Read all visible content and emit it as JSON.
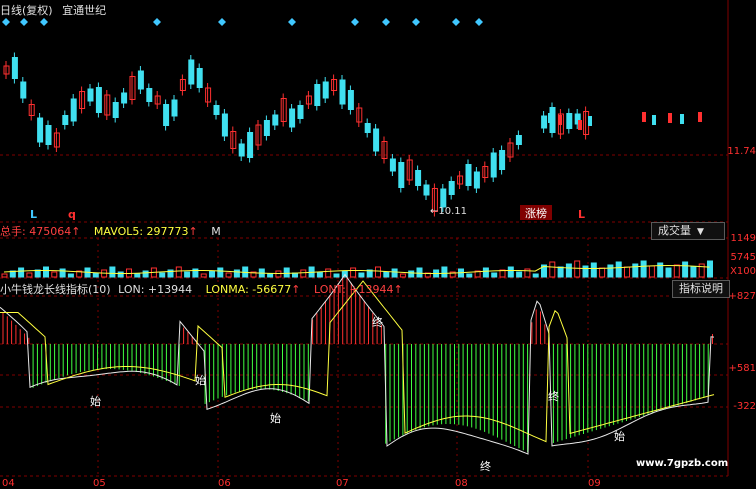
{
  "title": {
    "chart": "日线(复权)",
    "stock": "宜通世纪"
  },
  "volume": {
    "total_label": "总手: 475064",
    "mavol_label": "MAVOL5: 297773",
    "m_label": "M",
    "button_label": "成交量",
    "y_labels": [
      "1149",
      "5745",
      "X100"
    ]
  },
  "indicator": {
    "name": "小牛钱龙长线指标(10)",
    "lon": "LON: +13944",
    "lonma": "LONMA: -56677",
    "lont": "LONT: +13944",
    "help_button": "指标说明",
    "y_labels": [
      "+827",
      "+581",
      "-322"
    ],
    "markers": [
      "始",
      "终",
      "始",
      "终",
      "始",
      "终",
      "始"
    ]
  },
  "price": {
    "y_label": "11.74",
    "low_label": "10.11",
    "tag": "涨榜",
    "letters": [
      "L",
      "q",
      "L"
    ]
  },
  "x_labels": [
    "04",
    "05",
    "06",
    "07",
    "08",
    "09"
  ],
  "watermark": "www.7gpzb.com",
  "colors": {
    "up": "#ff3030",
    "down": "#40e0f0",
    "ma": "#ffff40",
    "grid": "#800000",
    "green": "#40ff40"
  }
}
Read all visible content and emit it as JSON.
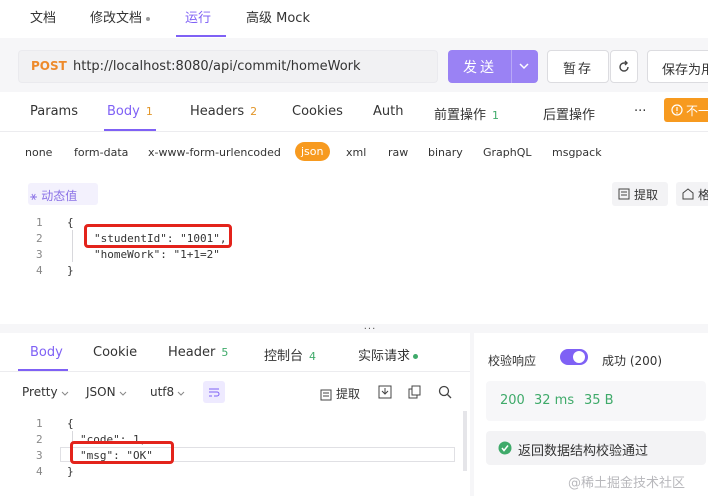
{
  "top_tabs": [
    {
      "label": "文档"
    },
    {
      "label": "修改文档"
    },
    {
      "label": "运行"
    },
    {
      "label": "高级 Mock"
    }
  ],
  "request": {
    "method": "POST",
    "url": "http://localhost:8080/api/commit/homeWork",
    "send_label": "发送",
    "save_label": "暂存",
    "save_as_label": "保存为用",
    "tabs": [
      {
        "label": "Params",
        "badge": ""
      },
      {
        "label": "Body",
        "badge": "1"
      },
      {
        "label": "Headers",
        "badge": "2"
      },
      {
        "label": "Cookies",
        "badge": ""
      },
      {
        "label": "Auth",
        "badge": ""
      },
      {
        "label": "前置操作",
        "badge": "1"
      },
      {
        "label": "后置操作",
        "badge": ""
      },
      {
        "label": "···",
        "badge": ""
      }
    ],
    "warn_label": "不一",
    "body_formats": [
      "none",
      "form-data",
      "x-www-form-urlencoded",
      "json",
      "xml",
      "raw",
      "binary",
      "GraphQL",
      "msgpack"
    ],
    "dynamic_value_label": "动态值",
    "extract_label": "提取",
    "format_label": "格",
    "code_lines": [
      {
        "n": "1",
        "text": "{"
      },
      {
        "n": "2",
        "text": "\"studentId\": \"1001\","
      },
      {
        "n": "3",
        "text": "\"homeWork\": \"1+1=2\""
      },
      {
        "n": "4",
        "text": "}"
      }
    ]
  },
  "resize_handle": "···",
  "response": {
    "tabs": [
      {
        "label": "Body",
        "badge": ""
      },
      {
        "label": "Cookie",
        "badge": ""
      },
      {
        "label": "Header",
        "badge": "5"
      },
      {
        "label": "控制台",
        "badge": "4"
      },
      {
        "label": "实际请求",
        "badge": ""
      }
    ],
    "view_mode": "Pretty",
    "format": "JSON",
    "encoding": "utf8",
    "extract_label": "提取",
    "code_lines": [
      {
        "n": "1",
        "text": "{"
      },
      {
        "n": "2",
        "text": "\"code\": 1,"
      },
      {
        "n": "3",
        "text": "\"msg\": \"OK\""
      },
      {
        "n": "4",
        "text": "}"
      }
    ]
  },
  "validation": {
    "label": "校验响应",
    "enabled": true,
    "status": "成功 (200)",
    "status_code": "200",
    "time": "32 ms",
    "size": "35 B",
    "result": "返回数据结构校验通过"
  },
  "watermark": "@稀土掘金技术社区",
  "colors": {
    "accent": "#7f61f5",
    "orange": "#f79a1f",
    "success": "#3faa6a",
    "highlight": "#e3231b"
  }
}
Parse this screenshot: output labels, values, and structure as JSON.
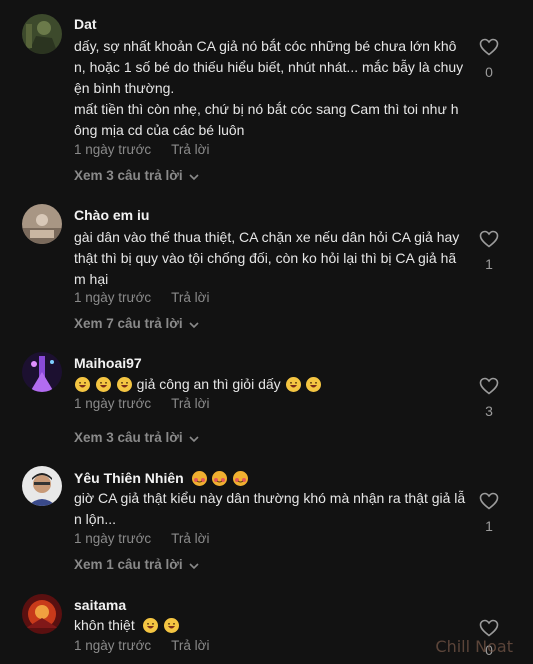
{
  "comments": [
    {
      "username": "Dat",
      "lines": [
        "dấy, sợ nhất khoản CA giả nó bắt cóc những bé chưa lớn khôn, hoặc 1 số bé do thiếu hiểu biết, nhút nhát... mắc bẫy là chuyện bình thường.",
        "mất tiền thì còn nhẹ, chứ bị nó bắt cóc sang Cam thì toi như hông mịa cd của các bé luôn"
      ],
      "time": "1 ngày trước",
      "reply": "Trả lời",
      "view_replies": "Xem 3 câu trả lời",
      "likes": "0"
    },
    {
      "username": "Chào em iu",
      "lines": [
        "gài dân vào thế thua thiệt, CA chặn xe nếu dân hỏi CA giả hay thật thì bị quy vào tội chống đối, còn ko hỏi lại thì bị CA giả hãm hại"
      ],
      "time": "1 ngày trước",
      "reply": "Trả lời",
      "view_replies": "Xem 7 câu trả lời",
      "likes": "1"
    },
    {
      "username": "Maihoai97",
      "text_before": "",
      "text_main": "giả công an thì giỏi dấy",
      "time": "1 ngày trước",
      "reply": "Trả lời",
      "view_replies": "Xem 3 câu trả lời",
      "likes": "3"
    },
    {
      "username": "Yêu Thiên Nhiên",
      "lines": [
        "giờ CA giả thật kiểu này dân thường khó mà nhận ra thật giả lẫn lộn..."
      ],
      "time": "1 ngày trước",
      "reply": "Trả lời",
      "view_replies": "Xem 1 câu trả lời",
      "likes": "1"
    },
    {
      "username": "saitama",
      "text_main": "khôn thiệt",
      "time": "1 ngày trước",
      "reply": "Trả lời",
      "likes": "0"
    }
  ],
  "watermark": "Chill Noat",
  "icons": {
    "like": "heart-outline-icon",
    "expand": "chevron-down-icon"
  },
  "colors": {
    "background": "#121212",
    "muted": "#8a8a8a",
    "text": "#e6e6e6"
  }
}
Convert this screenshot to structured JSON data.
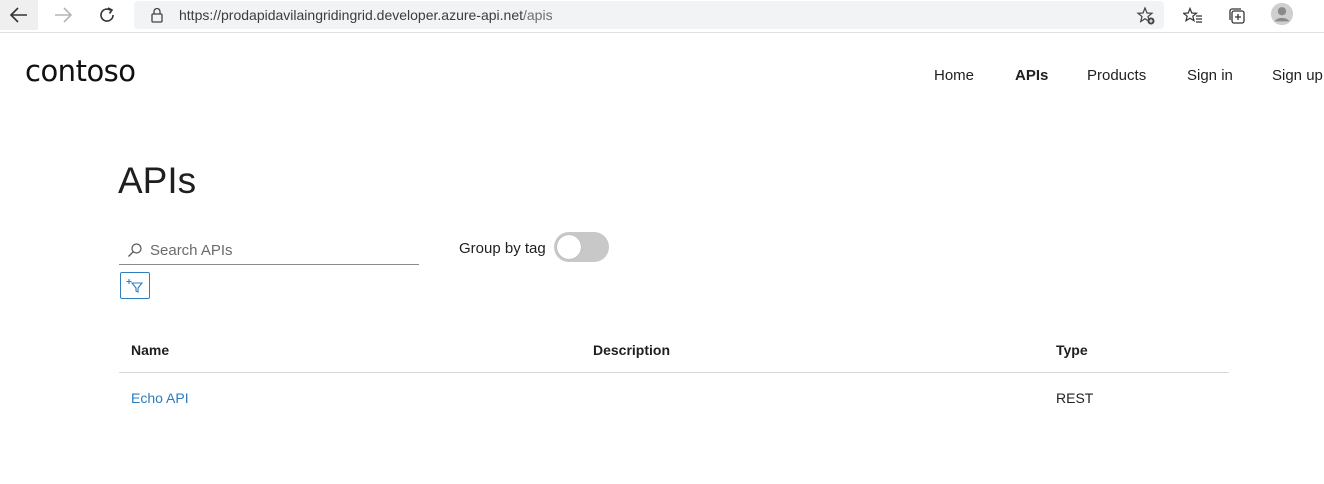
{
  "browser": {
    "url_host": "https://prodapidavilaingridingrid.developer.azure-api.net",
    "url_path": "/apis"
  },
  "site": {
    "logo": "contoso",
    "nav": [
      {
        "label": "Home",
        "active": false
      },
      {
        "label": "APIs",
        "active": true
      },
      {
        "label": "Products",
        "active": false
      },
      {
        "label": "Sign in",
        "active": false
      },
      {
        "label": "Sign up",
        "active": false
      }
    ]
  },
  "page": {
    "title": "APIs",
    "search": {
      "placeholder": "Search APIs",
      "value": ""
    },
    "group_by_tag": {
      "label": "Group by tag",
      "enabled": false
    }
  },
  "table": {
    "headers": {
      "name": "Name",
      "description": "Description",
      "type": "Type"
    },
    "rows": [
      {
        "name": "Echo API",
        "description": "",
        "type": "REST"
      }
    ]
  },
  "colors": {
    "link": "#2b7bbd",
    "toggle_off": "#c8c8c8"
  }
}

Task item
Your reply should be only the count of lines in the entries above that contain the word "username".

Output of the exercise
5